[[ SUPPLIED MATERIAL, beginning ]]
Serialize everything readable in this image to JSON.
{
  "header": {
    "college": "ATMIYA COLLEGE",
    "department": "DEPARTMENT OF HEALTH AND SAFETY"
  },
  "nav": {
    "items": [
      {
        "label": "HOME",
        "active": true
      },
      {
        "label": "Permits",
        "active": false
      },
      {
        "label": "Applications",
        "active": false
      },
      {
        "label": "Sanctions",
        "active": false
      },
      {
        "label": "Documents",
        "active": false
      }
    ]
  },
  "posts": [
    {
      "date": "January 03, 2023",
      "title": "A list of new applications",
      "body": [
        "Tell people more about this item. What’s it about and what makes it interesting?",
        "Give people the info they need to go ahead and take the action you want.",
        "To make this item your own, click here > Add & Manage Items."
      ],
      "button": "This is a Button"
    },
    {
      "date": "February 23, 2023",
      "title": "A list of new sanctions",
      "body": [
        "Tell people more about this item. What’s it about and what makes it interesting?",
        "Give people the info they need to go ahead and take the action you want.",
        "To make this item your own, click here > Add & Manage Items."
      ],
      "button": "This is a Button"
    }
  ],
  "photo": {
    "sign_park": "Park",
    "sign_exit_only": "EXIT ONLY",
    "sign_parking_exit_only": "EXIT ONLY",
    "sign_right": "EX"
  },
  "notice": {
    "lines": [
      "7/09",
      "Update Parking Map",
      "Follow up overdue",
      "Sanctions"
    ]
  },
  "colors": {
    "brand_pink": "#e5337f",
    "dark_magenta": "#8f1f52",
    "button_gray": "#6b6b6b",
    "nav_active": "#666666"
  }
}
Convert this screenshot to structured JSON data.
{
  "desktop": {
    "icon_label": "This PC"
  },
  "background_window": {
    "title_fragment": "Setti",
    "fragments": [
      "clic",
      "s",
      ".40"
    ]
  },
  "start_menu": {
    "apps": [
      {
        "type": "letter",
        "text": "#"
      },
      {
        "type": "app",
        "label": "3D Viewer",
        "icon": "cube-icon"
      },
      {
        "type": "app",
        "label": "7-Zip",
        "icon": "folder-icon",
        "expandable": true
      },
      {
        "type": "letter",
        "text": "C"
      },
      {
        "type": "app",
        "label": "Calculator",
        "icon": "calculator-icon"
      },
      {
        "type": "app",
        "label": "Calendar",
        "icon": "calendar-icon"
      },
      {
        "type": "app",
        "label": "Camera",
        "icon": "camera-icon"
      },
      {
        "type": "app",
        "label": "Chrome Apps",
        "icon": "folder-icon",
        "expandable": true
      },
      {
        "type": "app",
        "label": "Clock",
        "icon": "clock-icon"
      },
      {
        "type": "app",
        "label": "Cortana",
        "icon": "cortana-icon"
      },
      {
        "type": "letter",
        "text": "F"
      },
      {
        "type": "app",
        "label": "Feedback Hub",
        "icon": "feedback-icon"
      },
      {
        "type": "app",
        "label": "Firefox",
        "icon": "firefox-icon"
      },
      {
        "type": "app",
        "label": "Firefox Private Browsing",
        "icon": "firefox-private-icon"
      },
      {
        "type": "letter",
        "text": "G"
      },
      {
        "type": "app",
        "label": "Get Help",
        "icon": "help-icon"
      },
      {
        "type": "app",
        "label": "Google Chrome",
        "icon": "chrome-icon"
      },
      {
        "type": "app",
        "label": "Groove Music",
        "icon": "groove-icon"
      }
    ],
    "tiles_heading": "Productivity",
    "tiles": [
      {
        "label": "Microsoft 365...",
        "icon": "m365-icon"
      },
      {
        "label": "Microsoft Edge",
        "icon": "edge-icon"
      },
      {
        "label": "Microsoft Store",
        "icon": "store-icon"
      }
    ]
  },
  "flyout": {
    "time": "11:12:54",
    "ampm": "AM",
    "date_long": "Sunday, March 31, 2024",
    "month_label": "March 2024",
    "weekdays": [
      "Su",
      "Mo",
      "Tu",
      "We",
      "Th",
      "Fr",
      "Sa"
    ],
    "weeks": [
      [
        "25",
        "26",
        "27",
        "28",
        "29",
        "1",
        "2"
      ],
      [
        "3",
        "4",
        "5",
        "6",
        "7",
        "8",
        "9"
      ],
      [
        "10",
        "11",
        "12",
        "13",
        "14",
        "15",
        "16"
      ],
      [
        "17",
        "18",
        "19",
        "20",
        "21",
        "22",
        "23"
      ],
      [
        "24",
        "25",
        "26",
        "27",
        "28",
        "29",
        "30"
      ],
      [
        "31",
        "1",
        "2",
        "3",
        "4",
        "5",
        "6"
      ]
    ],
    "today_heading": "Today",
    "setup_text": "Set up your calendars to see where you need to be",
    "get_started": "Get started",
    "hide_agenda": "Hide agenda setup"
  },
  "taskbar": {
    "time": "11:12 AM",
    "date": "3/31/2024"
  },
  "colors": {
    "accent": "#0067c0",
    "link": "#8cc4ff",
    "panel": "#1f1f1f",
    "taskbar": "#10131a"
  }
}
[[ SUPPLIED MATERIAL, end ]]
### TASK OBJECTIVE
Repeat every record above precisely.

### SOLUTION FOR THIS PROBLEM
Serialize everything readable in this image to JSON.
{
  "header": {
    "college": "ATMIYA COLLEGE",
    "department": "DEPARTMENT OF HEALTH AND SAFETY"
  },
  "nav": {
    "items": [
      {
        "label": "HOME",
        "active": true
      },
      {
        "label": "Permits",
        "active": false
      },
      {
        "label": "Applications",
        "active": false
      },
      {
        "label": "Sanctions",
        "active": false
      },
      {
        "label": "Documents",
        "active": false
      }
    ]
  },
  "posts": [
    {
      "date": "January 03, 2023",
      "title": "A list of new applications",
      "body": [
        "Tell people more about this item. What’s it about and what makes it interesting?",
        "Give people the info they need to go ahead and take the action you want.",
        "To make this item your own, click here > Add & Manage Items."
      ],
      "button": "This is a Button"
    },
    {
      "date": "February 23, 2023",
      "title": "A list of new sanctions",
      "body": [
        "Tell people more about this item. What’s it about and what makes it interesting?",
        "Give people the info they need to go ahead and take the action you want.",
        "To make this item your own, click here > Add & Manage Items."
      ],
      "button": "This is a Button"
    }
  ],
  "photo": {
    "sign_park": "Park",
    "sign_exit_only": "EXIT ONLY",
    "sign_parking_exit_only": "EXIT ONLY",
    "sign_right": "EX"
  },
  "notice": {
    "lines": [
      "7/09",
      "Update Parking Map",
      "Follow up overdue",
      "Sanctions"
    ]
  },
  "colors": {
    "brand_pink": "#e5337f",
    "dark_magenta": "#8f1f52",
    "button_gray": "#6b6b6b",
    "nav_active": "#666666"
  }
}
Convert this screenshot to structured JSON data.
{
  "desktop": {
    "icon_label": "This PC"
  },
  "background_window": {
    "title_fragment": "Setti",
    "fragments": [
      "clic",
      "s",
      ".40"
    ]
  },
  "start_menu": {
    "apps": [
      {
        "type": "letter",
        "text": "#"
      },
      {
        "type": "app",
        "label": "3D Viewer",
        "icon": "cube-icon"
      },
      {
        "type": "app",
        "label": "7-Zip",
        "icon": "folder-icon",
        "expandable": true
      },
      {
        "type": "letter",
        "text": "C"
      },
      {
        "type": "app",
        "label": "Calculator",
        "icon": "calculator-icon"
      },
      {
        "type": "app",
        "label": "Calendar",
        "icon": "calendar-icon"
      },
      {
        "type": "app",
        "label": "Camera",
        "icon": "camera-icon"
      },
      {
        "type": "app",
        "label": "Chrome Apps",
        "icon": "folder-icon",
        "expandable": true
      },
      {
        "type": "app",
        "label": "Clock",
        "icon": "clock-icon"
      },
      {
        "type": "app",
        "label": "Cortana",
        "icon": "cortana-icon"
      },
      {
        "type": "letter",
        "text": "F"
      },
      {
        "type": "app",
        "label": "Feedback Hub",
        "icon": "feedback-icon"
      },
      {
        "type": "app",
        "label": "Firefox",
        "icon": "firefox-icon"
      },
      {
        "type": "app",
        "label": "Firefox Private Browsing",
        "icon": "firefox-private-icon"
      },
      {
        "type": "letter",
        "text": "G"
      },
      {
        "type": "app",
        "label": "Get Help",
        "icon": "help-icon"
      },
      {
        "type": "app",
        "label": "Google Chrome",
        "icon": "chrome-icon"
      },
      {
        "type": "app",
        "label": "Groove Music",
        "icon": "groove-icon"
      }
    ],
    "tiles_heading": "Productivity",
    "tiles": [
      {
        "label": "Microsoft 365...",
        "icon": "m365-icon"
      },
      {
        "label": "Microsoft Edge",
        "icon": "edge-icon"
      },
      {
        "label": "Microsoft Store",
        "icon": "store-icon"
      }
    ]
  },
  "flyout": {
    "time": "11:12:54",
    "ampm": "AM",
    "date_long": "Sunday, March 31, 2024",
    "month_label": "March 2024",
    "weekdays": [
      "Su",
      "Mo",
      "Tu",
      "We",
      "Th",
      "Fr",
      "Sa"
    ],
    "weeks": [
      [
        "25",
        "26",
        "27",
        "28",
        "29",
        "1",
        "2"
      ],
      [
        "3",
        "4",
        "5",
        "6",
        "7",
        "8",
        "9"
      ],
      [
        "10",
        "11",
        "12",
        "13",
        "14",
        "15",
        "16"
      ],
      [
        "17",
        "18",
        "19",
        "20",
        "21",
        "22",
        "23"
      ],
      [
        "24",
        "25",
        "26",
        "27",
        "28",
        "29",
        "30"
      ],
      [
        "31",
        "1",
        "2",
        "3",
        "4",
        "5",
        "6"
      ]
    ],
    "today_heading": "Today",
    "setup_text": "Set up your calendars to see where you need to be",
    "get_started": "Get started",
    "hide_agenda": "Hide agenda setup"
  },
  "taskbar": {
    "time": "11:12 AM",
    "date": "3/31/2024"
  },
  "colors": {
    "accent": "#0067c0",
    "link": "#8cc4ff",
    "panel": "#1f1f1f",
    "taskbar": "#10131a"
  }
}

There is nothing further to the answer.